31 January 2019
Today at an event held at The Royal Society, James Maltby was awarded a Technical Teaching Fellowship from the Education and Training Foundation (ETF) in partnership with the Royal Commission for the Exhibition of 1851.
Fellowships are awarded to outstanding practitioners who are recognised for their high impact teaching practice and the delivery of effective outcomes for learners. James Maltby, the Learning Technology Manager at Plumpton College, was one of three individuals awarded the fellowship. The three new Technical Teaching Fellows are all expected to share their learning and expertise across the sector as part of the award.

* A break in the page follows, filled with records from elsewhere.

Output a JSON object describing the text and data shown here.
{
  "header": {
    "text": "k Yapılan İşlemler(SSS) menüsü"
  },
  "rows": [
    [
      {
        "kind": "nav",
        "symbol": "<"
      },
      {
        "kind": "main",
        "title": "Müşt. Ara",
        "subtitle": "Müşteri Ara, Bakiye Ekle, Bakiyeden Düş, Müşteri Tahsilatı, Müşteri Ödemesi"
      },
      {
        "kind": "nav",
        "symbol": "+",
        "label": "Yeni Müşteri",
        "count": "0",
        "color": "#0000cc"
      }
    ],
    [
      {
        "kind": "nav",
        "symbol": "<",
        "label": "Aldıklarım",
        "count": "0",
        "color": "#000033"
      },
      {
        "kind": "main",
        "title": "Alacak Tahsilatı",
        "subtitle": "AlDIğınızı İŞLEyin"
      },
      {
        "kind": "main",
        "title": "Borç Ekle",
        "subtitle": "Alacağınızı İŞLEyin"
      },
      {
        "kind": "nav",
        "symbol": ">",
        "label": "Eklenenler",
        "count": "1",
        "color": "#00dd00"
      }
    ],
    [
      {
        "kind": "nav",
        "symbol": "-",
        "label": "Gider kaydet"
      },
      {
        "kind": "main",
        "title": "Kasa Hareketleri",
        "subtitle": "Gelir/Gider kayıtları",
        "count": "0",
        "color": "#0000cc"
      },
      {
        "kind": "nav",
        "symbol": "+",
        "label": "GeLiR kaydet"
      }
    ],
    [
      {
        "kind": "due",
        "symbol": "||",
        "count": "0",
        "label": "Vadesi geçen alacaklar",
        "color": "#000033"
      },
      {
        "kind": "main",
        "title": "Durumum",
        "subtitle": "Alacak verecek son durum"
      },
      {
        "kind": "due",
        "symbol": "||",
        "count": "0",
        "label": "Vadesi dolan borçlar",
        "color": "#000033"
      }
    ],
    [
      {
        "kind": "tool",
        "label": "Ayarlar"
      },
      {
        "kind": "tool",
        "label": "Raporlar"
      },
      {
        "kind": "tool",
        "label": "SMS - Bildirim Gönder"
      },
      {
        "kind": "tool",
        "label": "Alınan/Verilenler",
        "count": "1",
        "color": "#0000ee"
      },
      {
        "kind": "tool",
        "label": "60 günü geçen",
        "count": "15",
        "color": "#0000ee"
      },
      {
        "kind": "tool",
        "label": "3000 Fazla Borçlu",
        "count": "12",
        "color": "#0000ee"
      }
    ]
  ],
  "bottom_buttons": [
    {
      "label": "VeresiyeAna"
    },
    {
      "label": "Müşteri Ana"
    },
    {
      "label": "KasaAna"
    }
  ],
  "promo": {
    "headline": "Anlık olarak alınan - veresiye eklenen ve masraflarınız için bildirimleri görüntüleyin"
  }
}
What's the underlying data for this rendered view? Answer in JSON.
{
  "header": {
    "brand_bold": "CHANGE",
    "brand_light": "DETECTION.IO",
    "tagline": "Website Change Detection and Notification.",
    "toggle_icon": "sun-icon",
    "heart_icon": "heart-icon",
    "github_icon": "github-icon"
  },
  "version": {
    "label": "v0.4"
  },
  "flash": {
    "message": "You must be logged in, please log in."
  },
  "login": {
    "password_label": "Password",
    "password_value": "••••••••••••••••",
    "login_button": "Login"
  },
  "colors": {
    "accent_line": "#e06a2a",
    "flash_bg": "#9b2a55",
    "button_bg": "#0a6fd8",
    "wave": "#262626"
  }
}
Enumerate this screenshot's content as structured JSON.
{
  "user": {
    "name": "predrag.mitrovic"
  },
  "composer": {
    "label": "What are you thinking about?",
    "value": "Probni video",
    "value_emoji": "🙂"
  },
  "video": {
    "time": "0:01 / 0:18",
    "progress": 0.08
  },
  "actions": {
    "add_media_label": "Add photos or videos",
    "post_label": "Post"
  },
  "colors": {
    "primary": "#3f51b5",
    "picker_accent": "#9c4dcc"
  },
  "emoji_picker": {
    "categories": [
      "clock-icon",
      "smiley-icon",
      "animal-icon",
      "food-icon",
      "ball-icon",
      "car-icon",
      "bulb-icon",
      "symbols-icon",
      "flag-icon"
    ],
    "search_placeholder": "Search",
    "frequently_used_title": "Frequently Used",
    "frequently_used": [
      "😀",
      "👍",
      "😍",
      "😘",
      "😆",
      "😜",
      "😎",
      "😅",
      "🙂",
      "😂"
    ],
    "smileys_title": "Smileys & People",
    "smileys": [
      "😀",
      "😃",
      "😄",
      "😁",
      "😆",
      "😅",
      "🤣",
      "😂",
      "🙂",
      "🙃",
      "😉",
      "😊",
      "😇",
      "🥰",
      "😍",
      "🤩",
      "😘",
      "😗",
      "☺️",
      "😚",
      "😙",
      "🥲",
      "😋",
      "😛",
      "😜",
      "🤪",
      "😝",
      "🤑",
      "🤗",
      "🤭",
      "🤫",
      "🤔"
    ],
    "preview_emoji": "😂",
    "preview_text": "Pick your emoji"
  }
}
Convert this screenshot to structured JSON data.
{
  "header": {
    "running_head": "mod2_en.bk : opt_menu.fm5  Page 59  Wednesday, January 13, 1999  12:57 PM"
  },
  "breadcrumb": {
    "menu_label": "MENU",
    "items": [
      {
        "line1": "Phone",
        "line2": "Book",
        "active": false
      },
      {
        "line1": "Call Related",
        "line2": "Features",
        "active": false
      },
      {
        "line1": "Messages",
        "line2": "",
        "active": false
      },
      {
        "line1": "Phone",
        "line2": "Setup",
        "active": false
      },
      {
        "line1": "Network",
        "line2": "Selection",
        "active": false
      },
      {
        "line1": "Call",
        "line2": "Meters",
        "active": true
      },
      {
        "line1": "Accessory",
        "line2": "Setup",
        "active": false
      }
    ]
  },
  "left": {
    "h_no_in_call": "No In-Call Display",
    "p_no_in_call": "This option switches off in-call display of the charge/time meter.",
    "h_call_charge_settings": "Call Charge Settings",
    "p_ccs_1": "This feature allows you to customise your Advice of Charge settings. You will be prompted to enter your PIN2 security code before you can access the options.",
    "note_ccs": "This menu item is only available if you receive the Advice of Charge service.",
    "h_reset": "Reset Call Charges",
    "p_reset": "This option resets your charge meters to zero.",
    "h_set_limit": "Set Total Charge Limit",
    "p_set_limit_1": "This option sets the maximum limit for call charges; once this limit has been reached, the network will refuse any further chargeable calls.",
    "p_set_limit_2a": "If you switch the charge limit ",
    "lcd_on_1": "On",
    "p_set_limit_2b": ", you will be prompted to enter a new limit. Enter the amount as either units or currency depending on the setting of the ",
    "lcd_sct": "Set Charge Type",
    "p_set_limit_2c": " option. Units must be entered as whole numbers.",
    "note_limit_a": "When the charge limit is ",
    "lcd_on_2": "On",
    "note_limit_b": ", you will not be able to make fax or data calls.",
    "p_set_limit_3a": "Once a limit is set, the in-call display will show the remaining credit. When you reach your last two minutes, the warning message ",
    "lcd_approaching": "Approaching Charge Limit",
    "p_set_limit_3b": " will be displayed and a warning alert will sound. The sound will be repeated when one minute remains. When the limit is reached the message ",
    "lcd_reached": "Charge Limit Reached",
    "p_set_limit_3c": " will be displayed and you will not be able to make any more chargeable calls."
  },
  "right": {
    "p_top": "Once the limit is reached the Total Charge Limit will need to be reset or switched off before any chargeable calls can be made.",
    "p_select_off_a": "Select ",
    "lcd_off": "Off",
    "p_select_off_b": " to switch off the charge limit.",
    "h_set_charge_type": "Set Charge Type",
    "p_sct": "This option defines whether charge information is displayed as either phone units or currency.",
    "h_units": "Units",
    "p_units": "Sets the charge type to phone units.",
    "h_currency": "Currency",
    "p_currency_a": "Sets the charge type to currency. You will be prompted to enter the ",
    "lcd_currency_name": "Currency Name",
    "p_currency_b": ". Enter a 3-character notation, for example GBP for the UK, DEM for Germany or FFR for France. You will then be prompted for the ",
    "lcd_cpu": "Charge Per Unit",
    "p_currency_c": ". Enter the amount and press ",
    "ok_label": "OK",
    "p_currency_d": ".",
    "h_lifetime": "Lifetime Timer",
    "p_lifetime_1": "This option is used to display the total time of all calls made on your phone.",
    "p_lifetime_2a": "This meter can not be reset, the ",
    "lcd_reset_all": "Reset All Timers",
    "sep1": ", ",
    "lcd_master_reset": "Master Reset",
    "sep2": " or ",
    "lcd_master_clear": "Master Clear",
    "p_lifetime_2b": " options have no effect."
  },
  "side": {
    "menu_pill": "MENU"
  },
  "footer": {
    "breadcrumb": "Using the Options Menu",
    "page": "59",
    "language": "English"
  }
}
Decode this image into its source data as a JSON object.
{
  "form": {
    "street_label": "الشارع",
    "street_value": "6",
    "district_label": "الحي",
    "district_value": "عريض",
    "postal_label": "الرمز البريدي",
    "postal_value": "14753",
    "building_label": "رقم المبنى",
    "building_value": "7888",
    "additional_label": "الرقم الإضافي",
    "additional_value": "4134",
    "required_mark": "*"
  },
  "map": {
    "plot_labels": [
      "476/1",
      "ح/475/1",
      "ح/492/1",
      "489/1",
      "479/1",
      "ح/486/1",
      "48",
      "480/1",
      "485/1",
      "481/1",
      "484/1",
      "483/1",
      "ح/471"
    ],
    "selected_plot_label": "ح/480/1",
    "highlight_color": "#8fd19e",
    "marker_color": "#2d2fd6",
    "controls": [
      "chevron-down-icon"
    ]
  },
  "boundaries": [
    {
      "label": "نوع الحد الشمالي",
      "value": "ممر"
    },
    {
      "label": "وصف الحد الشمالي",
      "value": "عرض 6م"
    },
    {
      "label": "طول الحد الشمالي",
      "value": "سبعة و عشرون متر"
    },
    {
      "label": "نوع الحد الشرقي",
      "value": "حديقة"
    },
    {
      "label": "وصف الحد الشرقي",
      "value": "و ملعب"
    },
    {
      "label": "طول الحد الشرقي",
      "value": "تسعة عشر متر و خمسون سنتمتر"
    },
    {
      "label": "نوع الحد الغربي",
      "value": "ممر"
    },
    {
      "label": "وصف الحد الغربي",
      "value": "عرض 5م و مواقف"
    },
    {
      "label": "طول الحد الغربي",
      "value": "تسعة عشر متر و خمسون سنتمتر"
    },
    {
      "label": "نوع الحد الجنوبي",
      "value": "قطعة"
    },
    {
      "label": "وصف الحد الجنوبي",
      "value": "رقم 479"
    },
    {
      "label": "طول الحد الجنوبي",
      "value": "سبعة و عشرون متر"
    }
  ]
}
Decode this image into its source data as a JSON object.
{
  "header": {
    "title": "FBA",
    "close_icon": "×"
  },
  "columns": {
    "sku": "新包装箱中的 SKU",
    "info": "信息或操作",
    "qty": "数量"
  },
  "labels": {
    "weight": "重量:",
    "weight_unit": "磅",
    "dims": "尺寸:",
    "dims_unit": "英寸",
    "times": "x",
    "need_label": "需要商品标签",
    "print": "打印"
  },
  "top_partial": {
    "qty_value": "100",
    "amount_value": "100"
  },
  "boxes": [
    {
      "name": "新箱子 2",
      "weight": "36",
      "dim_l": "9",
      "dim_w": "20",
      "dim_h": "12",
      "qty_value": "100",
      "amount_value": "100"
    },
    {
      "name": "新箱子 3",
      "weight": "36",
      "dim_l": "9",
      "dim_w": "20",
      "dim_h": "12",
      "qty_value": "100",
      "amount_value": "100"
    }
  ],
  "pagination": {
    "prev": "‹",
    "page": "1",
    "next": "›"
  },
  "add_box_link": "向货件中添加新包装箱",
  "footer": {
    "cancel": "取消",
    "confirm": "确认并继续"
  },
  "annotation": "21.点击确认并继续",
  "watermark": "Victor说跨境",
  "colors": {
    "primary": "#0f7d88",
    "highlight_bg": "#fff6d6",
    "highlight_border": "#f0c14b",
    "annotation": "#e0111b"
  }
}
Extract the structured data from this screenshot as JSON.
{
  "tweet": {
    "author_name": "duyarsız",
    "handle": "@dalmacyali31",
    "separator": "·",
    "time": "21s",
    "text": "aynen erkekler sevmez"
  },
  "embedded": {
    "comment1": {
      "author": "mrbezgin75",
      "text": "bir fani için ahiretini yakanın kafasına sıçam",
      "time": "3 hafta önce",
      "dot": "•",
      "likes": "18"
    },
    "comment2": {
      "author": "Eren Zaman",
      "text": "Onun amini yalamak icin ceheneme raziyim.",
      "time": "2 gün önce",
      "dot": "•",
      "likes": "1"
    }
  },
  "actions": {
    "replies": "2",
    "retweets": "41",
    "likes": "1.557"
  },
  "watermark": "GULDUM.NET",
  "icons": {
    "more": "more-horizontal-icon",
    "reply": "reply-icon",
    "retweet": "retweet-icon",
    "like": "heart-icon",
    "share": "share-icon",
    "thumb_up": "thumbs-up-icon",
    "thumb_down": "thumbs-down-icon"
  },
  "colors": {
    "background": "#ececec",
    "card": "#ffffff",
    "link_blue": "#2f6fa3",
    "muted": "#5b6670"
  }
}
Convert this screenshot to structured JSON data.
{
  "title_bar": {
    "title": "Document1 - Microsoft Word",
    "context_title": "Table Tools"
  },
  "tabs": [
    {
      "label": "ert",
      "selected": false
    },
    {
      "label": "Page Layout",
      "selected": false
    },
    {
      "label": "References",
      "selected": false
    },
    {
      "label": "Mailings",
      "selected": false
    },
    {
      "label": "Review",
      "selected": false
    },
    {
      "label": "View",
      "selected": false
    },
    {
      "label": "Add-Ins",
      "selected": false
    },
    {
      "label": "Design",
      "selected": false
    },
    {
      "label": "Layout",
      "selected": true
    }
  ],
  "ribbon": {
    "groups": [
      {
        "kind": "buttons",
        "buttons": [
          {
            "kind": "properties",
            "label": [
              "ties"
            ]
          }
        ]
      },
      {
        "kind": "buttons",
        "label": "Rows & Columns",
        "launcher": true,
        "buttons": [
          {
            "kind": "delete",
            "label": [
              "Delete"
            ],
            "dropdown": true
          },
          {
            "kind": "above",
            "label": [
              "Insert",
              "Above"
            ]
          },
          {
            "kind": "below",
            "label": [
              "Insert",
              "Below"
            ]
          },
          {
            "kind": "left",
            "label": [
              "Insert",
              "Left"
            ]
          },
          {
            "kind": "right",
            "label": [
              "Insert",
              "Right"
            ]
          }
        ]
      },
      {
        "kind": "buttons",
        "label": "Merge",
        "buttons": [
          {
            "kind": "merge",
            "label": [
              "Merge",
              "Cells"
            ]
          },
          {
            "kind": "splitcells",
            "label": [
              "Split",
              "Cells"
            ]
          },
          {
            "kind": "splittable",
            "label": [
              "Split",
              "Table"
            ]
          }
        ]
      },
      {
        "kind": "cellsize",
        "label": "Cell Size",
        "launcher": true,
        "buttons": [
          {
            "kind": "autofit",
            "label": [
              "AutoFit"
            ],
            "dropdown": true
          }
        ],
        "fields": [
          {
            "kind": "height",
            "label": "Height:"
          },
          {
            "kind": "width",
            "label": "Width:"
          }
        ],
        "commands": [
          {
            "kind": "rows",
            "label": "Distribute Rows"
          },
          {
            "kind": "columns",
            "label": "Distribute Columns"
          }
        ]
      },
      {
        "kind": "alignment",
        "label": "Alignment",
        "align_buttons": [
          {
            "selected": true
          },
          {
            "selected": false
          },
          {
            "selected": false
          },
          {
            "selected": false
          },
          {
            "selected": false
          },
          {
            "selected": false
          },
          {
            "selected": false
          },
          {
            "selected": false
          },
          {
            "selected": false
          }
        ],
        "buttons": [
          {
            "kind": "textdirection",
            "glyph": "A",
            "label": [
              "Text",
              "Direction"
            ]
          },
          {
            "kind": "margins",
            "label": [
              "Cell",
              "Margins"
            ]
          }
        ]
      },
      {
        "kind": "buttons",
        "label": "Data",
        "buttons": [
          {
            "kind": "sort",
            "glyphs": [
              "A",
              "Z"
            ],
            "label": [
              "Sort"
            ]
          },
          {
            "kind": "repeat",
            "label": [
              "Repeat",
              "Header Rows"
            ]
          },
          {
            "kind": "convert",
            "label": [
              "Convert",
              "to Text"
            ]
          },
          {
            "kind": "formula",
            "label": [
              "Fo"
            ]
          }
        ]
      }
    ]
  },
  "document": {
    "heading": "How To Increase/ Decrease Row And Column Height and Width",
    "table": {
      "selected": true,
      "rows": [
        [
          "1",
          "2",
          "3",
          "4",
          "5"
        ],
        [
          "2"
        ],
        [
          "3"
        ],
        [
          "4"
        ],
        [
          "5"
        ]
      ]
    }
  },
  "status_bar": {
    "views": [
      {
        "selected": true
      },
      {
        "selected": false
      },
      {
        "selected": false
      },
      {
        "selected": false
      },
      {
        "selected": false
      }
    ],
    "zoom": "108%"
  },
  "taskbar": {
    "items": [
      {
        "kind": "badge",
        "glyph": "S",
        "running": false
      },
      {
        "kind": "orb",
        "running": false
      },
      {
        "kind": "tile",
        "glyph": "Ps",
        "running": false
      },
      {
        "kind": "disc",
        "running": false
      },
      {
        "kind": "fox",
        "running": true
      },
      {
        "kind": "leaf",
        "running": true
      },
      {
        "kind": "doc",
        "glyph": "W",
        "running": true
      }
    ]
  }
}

The ETF and the Royal Commission for the Exhibition of 1851 launched the Technical Teaching Fellowship programme in June 2018 with the aim to celebrate, develop and disseminate exceptional practice in technical teaching. This is to support and empower the industrial and technical expertise of individuals, who support the progression of learners to higher levels of STEM (Science, Technology, Engineering, Mathematics) study and employment.
David Russell, Chief Executive Officer at the Education and Training Foundation, said:
Everyone at the Education and Training Foundation would like to congratulate the expert teachers on being awarded their Fellowships.
The Fellows will be a great benefit to the Further Education and Training Sector by being at the forefront of improving technical education in the sector. Through encouraging collaborations between industry and further education providers and assisting learner advancement, the Fellows will develop scope for further improvement in technical education and training.
Cerian Ayres, Head of Technical Education at the Education and Training Foundation, said:
It is fantastic to see the work of three outstanding technical teachers being recognised. I am sure that through their Fellowships they will continue to share their knowledge skills and experience with colleagues and consequently contribute to ensuring positive learner experiences and outcomes, supporting individuals to progress to higher levels of technical, STEM study and employment.
Nigel Williams, Secretary of the Royal Commission for the Exhibition of 1851, said:
The young scientists and engineers that form the future of Britain’s science and technology rely on the excellence of those who train them. We hope that, by helping to improve the quality of technical teaching at further education colleges, students will be inspired to pursue careers that enrich British industry
The Technical Teaching Fellowship is a prestigious award only granted to applicants who have met the high standards required by the Royal Commission for the Exhibition of 1851 selection panel.
As a new Technical Teaching Fellow, Mr Maltby will:
• receive an award of £5,000 – £15,000 to support knowledge transfer activity and to ensure remission time is guaranteed
• develop “Pathways to Impact”- knowledge transfer activity action plans, to maximise the benefit of their Fellowships
• attend two one-day developmental workshops over the academic year 2019/2020
• be allocated a programme mentor to support them for the duration of the programme
• be expected to disseminate their work at national conferences in January and July 2020
• contribute to the delivery of a final report, written to engage and motivate technical education in their area of practice.
The Fellowships will commence in the 2019/20 academic year. The three awardees will also be made Fellows of the Society for Education and Training and will be awarded a year’s free membership during their participation in the programme.
To find out more about the programme visit the Education and Training Foundation website.
Since the original 400-acre College farm was bought back in 1919, Plumpton College has certainly seen a lot of changes.